In most states, you can sue a dog owner if it bites you. This applies even if you were not being trespassing or engaging in any activity on the property. In other states, however, the owner may be held strictly liable for any damages or injuries caused by his or her dog if the victim was on public or private property and was not acting in a peaceful manner.
In most cases, the owner of a dog is responsible for any damages that result from the attack. This includes injuries caused by the dog to other humans or animals. However, the rule has some exceptions, such as if the dog was merely following its owner’s orders. In addition, the owner is liable for any damages caused by his or her dog if the owner knew or should have known about the dog’s dangerous propensities and/or did nothing to prevent the attack.
Personal Injury Lawyer
If you have suffered a dog bite or other animal attack, you should contact a personal injury lawyer immediately to file a claim. You might be entitled to compensation for medical expenses. In addition, dog bite wounds are especially prone to infection, so you may also be entitled to additional damages related to the disease you contracted. Tetanus, MRSA, and rabies are all common diseases associated with dog bite wounds.
The first step in filing a dog bite claim is securing a medical report. This document must include information on the extent of your injuries, the possibility of long-term complications, and your recovery and treatment plan. These records are invaluable for building your personal injury lawsuit against the dog owner. For example, if the owner of the dog has a history of attacking people and is currently on medication, they may be liable for the attacks.
Dog bites and other animal attacks are among the most painful personal injuries. Not only are you left with medical bills, but you might also have to undergo painful treatments to prevent rabies and infections. Even worse, you could lose a limb. A Long Island dog bite attorney will be able to pursue a claim for you in the supreme court. It is also possible to file a wrongful death claim.
In the United States, the liability for injuries caused by dogs is based on two different areas of law.

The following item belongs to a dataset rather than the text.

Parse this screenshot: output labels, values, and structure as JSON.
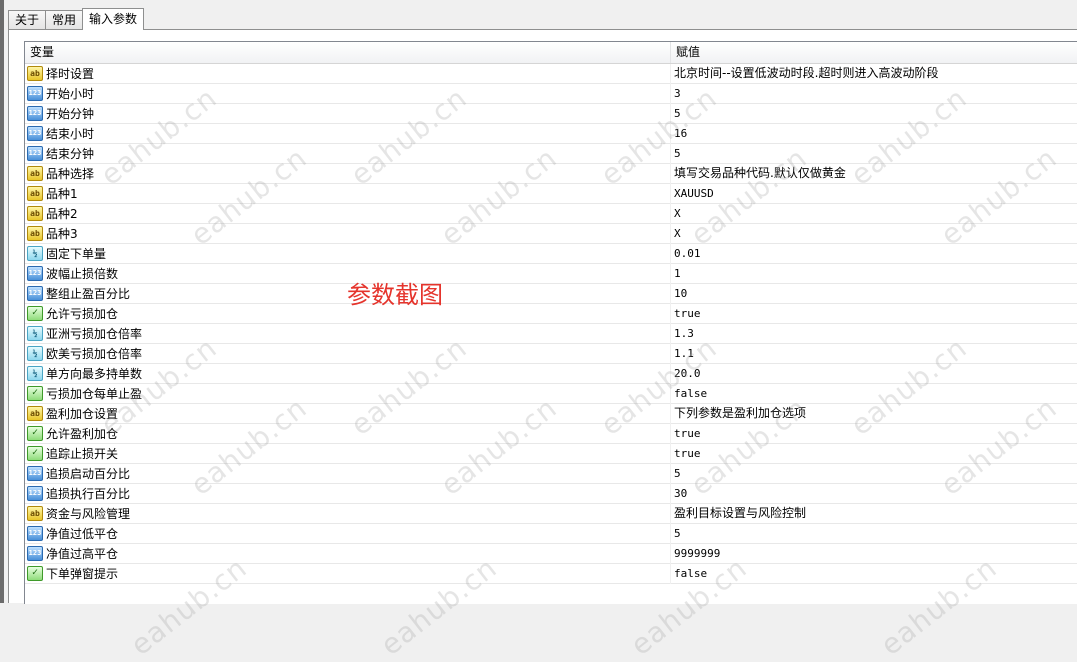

First, common law tort principles apply when a dog bites a person. Second, state statutory laws apply when a dog bites a person. Ultimately, the law that governs dog attacks will depend on the circumstances of the case. In many cases, the owner of the dog is responsible for the damage or injury.
In New York, a person can sue a dog owner if the dog bites them. First, the victim must establish that the dog was vicious. Second, the owner must know about the vicious dog’s propensities. Third, whether the owner knew or should have known that his dog was vicious will determine the dog owner’s liability. Finally, a person must prove that the dog owner knowingly violated the person’s right to safety.
Under certain conditions, a dog owner can be held responsible for a dog bite. First, if the injured person was trespassing, committing a crime, or tormenting a dog, the owner may not be liable. However, if the victim was lawfully on the property and was not acting in a peaceable manner, the owner can be held responsible for the injury.
Dog’s Owner Knew
The owner of a dog that attacks a human can be held liable for the injury if they knew that the animal was vicious. However, if the owner was aware of the dog’s past history of biting, this fact may not be relevant. Even if the dog did not have a history of attacks, the owner may still be liable for the bite. In addition, dog bites and other injuries can be a result of negligence.
In Tennessee, the “one bite” rule is in place to protect the injured person. However, the owner must have been aware that his dog was likely to bite a person and failed to prevent it. For example, the owner might be held responsible for the bite of a house guest if he failed to warn the visitor not to pet the dog. These rules are similar to the negligence rule in personal injury cases.